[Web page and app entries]

▬▬▬▬▬▬

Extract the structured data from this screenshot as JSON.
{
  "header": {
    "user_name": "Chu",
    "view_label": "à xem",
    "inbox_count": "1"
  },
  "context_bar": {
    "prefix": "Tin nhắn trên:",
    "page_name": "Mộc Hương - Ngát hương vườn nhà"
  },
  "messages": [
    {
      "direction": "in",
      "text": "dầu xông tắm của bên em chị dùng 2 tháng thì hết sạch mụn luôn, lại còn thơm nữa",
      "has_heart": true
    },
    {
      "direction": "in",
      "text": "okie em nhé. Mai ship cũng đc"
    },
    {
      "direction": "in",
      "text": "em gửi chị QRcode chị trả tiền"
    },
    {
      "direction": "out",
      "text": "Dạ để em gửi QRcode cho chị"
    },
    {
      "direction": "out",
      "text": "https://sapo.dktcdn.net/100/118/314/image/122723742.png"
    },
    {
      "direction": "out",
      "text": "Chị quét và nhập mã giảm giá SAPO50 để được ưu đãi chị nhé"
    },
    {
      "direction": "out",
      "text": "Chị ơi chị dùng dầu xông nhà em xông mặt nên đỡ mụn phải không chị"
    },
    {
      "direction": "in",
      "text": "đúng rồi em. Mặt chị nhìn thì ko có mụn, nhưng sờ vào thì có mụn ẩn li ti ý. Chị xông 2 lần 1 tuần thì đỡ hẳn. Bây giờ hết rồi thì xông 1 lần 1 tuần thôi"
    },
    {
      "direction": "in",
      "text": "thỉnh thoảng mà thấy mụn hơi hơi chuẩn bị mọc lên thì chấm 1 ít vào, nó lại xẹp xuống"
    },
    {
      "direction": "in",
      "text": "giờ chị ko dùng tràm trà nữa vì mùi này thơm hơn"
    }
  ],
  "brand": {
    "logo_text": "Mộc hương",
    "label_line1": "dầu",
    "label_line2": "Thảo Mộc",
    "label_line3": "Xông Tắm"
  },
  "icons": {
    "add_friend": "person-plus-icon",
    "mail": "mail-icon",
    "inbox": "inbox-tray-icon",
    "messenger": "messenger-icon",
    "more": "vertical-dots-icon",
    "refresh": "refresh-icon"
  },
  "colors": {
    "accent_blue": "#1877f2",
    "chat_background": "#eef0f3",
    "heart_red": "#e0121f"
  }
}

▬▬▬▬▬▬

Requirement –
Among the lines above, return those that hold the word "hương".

Result below –
    "page_name": "Mộc Hương - Ngát hương vườn nhà"
    "logo_text": "Mộc hương",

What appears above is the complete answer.